Chernick is meeting the teens where they live, both by working in the community and by communicating digitally. “I design, test, and implement digital interventions to increase contraception use among adolescents and young adults to connect them to person-centered contraceptive counseling and decrease rates of sexually transmitted infections,” she explains. Her digital tools include a text-messaging app for girls called Dr. Erica (which stands for ER Intervention to Improve Care of Adolescents) and a Dr. Eric app for young men. The messages are written in a style tailored to the Upper Manhattan community, right down to pictures that include the neighborhood’s bodegas in the background. Her latest project is called STIckER, which is an app that connects ER patients with information about sexually transmitted infections and risk stratifies them for their need to be tested for oral, rectal, or urinary infections. Students also help with these projects, and Chernick also finds herself mentoring the subset of public health students who are interested in medicine and clinical work.
Sexual and reproductive health is also a focus of David Louis Bell, a pediatrician and professor of Pediatrics and Population and Family Health, who for 24 years has run the Young Men’s Health Clinic in Washington Heights. The clinic offers screening for sexually transmitted infections, HIV prophylaxis, and confidential wellness visits for those ages 14 to 35. “The young men’s clinic is a neutral space where young men can come regardless of their sexual orientation or behavior and they feel supported and will be treated with honor,” says Bell, who also lives in the community. Last year, Bell was appointed associate dean of diversity, inclusion and belonging at Columbia Irving Medical Center. (Watch a video about the Young Men’s Clinic here.)

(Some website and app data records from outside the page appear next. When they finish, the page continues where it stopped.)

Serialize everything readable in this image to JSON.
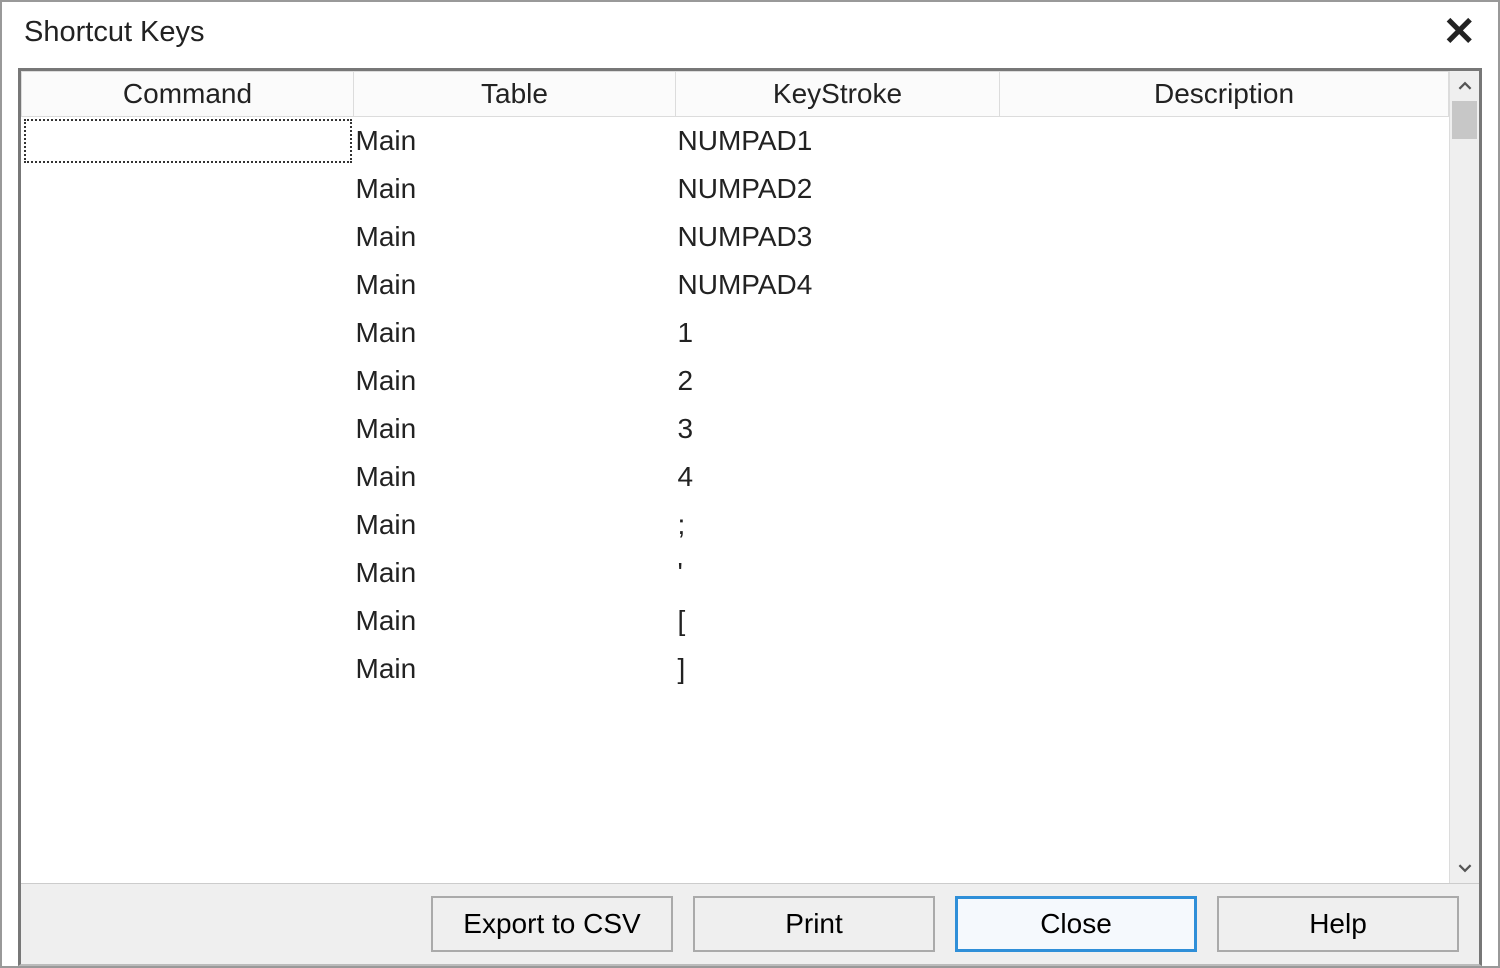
{
  "title": "Shortcut Keys",
  "columns": {
    "command": "Command",
    "table": "Table",
    "keystroke": "KeyStroke",
    "description": "Description"
  },
  "rows": [
    {
      "command": "",
      "table": "Main",
      "keystroke": "NUMPAD1",
      "description": ""
    },
    {
      "command": "",
      "table": "Main",
      "keystroke": "NUMPAD2",
      "description": ""
    },
    {
      "command": "",
      "table": "Main",
      "keystroke": "NUMPAD3",
      "description": ""
    },
    {
      "command": "",
      "table": "Main",
      "keystroke": "NUMPAD4",
      "description": ""
    },
    {
      "command": "",
      "table": "Main",
      "keystroke": "1",
      "description": ""
    },
    {
      "command": "",
      "table": "Main",
      "keystroke": "2",
      "description": ""
    },
    {
      "command": "",
      "table": "Main",
      "keystroke": "3",
      "description": ""
    },
    {
      "command": "",
      "table": "Main",
      "keystroke": "4",
      "description": ""
    },
    {
      "command": "",
      "table": "Main",
      "keystroke": ";",
      "description": ""
    },
    {
      "command": "",
      "table": "Main",
      "keystroke": "'",
      "description": ""
    },
    {
      "command": "",
      "table": "Main",
      "keystroke": "[",
      "description": ""
    },
    {
      "command": "",
      "table": "Main",
      "keystroke": "]",
      "description": ""
    }
  ],
  "buttons": {
    "export": "Export to CSV",
    "print": "Print",
    "close": "Close",
    "help": "Help"
  }
}
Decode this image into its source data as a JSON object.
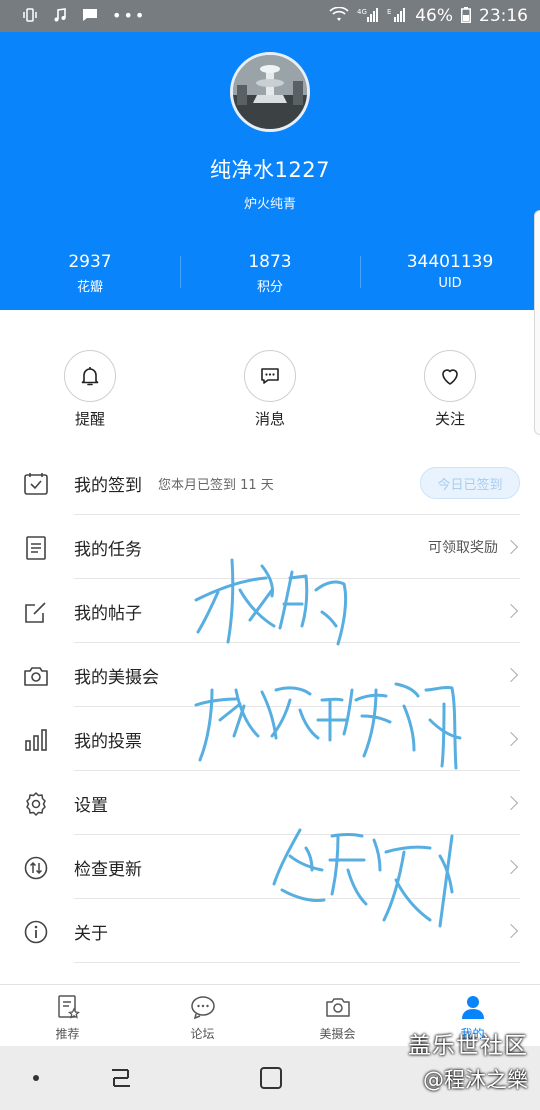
{
  "status_bar": {
    "battery": "46%",
    "time": "23:16",
    "left_icons": [
      "vibrate-icon",
      "music-icon",
      "message-icon",
      "more-dots-icon"
    ],
    "right_icons": [
      "wifi-icon",
      "signal-4g-icon",
      "signal-e-icon",
      "battery-icon"
    ]
  },
  "profile": {
    "username": "纯净水1227",
    "subtitle": "炉火纯青",
    "stats": [
      {
        "value": "2937",
        "label": "花瓣"
      },
      {
        "value": "1873",
        "label": "积分"
      },
      {
        "value": "34401139",
        "label": "UID"
      }
    ]
  },
  "quick_actions": [
    {
      "label": "提醒",
      "icon": "bell-icon"
    },
    {
      "label": "消息",
      "icon": "chat-bubble-icon"
    },
    {
      "label": "关注",
      "icon": "heart-icon"
    }
  ],
  "menu": {
    "checkin": {
      "label": "我的签到",
      "note": "您本月已签到 11 天",
      "button": "今日已签到"
    },
    "tasks": {
      "label": "我的任务",
      "note": "可领取奖励"
    },
    "posts": {
      "label": "我的帖子"
    },
    "photo_club": {
      "label": "我的美摄会"
    },
    "votes": {
      "label": "我的投票"
    },
    "settings": {
      "label": "设置"
    },
    "update": {
      "label": "检查更新"
    },
    "about": {
      "label": "关于"
    }
  },
  "tabbar": {
    "tabs": [
      {
        "label": "推荐",
        "icon": "recommend-icon"
      },
      {
        "label": "论坛",
        "icon": "forum-icon"
      },
      {
        "label": "美摄会",
        "icon": "camera-icon"
      },
      {
        "label": "我的",
        "icon": "person-icon",
        "active": true
      }
    ],
    "active_color": "#0a84fa"
  },
  "watermark": {
    "line1": "盖乐世社区",
    "line2": "@程沐之樂"
  },
  "colors": {
    "header_bg": "#0a84fa",
    "scribble": "#3aa0dc"
  }
}
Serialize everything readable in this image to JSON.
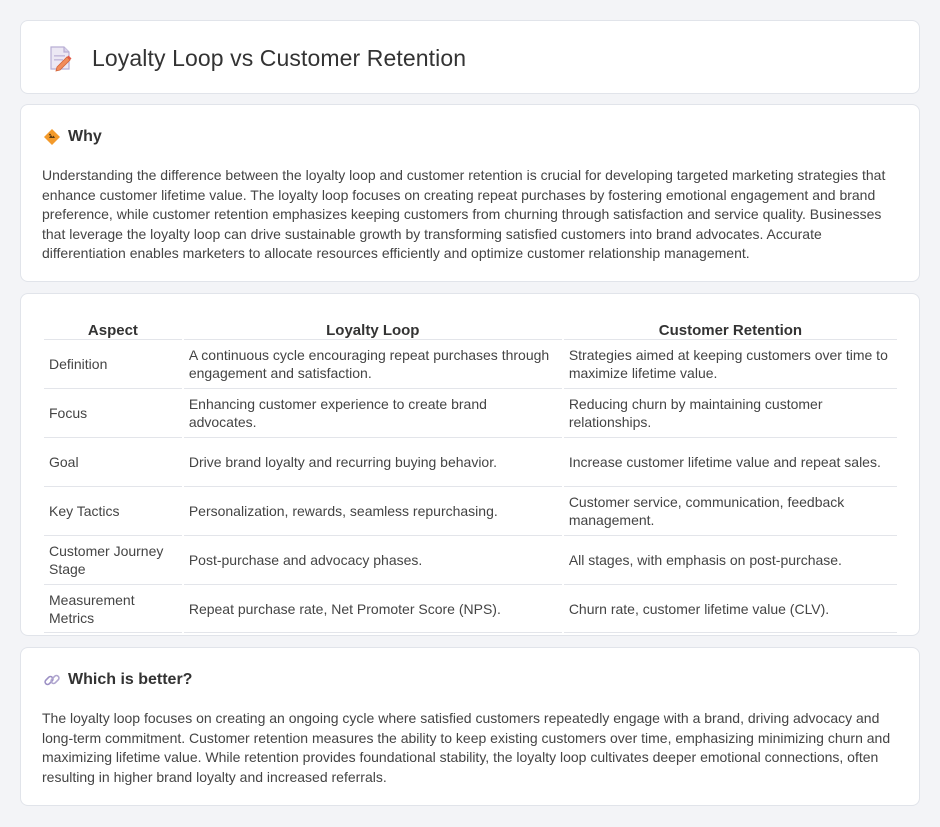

Faculty members engaged in the community serve as role models for students, and so it was not surprising that when COVID-19 arose, students and faculty from Columbia Mailman School and across the Columbia University Irving Medical Center campus volunteered to become more involved with the local community. Marina Catallozzi, associate professor of Pediatrics and Population and Family Health, and Stephanie Grilo, assistant professor of Population and Family Health, were among the faculty and staff co-chairs guiding students who volunteered their expertise to support hospital workers, patients, and communities citywide through the COVID-19 Student Service Corps (CSSC). More than 600 Columbia Mailman students ultimately participated, and many worked with CLOTH or other organizations in the immediate environment of the School. “We had a health system that was stretched thin, a community that needed support, and students and faculty who wanted to help,” says Grilo. “Over 30 projects were developed and run by faculty and students to support needs that were identified by the health system, students and faculty, and our larger community.” After years of collaboration and trust-building with the community—much of it forged during the worst of the pandemic—Rausch notes, “People we have worked with come to us when they need something and the reverse.”